To help me regulate my own emotions, there are two techniques I use most frequently: putting myself in their shoes and creating a pause where I slow down and get curious. Indeed, I even have a sticky note above my desk as a daily reminder to do both. In my conversation with Nadia, these techniques also offered a really great lens for reflection and action
1. Just like me This is a super simple technique with big value. The way it works is that you create connection with the person you’re feeling negative emotions toward. I find a good way to do this, even when you’re not feeling connected to them in the moment, is to add the clause “just like me” to any thought you’re having about them.
When Nadia used this technique, the effectiveness became apparent. “Looking back,” she observed, “I would have said she [the other female leader] is trying to make a meaningful impact on the business and her career success, just like me. She’s not that different from me.”
We tend to cut ourselves a break (thanks do cognitive biases like the fundamental attribution error). Creating that connection with the other is a quick way to build empathy and create a more merciful interpretation of the situation.
“Between stimulus and response there is a space. In that space is our power to choose our response. In our response lies our growth and our freedom.”
- Viktor E. Frank
2. Pause and Get Curious
The second technique I regularly use is equally simple. I find that, if I take a deep breath and ask a question of myself or of the other person, it gives me enough space to make a choice about how I want to respond—rather than reacting with a knee-jerk response. It allows me to get curious about my initial reactions, feel into my emotions, and make better decisions.
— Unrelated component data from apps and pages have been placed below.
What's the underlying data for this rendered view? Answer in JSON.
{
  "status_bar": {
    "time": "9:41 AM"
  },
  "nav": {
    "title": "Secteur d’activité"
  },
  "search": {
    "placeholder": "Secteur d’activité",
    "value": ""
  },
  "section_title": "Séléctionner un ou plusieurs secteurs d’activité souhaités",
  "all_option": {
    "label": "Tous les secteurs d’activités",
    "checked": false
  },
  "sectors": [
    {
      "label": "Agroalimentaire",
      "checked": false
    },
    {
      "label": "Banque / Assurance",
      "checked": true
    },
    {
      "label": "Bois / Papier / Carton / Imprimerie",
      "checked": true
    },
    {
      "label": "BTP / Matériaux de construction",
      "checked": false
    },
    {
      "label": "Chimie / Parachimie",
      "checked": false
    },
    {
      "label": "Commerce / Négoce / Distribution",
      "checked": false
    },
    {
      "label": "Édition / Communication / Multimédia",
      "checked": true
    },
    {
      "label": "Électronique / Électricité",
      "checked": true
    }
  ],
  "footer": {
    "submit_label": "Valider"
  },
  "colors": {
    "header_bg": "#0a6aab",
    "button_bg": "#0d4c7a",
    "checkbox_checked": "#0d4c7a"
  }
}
Getting curious is exactly what Nadia did and it changed everything. In a powerful session with her coach, Nadia worked on naming the emotions she was feeling and why, which led to a breakthrough:
“Noticing that I was avoiding all the emotions that felt ugly to me,” Nadia explained, “my coach really pushed me to be honest with myself. I finally admitted that I was feeling jealous of my colleague’s ability to lean in and I was dying to know how she does it all. I went from admitting I was jealous to seeing her as someone I could really learn from.”
As a result of her insights, Nadia was able to tell her colleague what a role model she was for other women and asked her for help navigating these times. They continue to be close allies for each other throughout this pandemic.
For more actionable tips on how to use your emotions as data to remind you about who you are, what you value in life, and what fulfills you, I recommend watching our recent session with Dr. Susan David.
At BetterUp, we are big fans of Susan, an award-winning Harvard Medical School Psychologist and author of Emotional Agility. We had the opportunity to feature Susan as a guest speaker on BetterUp Live, where we discussed the importance of emotional regulation during this pandemic.
I also highly recommend this podcast on emotions that I use in my class on Coaching Skills I teach at Georgetown University. And if you are seeking hands-on practice, check out this resource that enables you to work on emotional regulation in a safe space.
No matter what, if you’re feeling challenged by heightened emotions during this difficult time, I’d encourage you to dig in a little bit, take a pause, and get curious. Learning how to regulate your emotions takes work, but the real-life benefits are well worth the investment in yourself.
Read part 1 and part 2 from this blog series.
Next week: How self-compassion strengthens resilience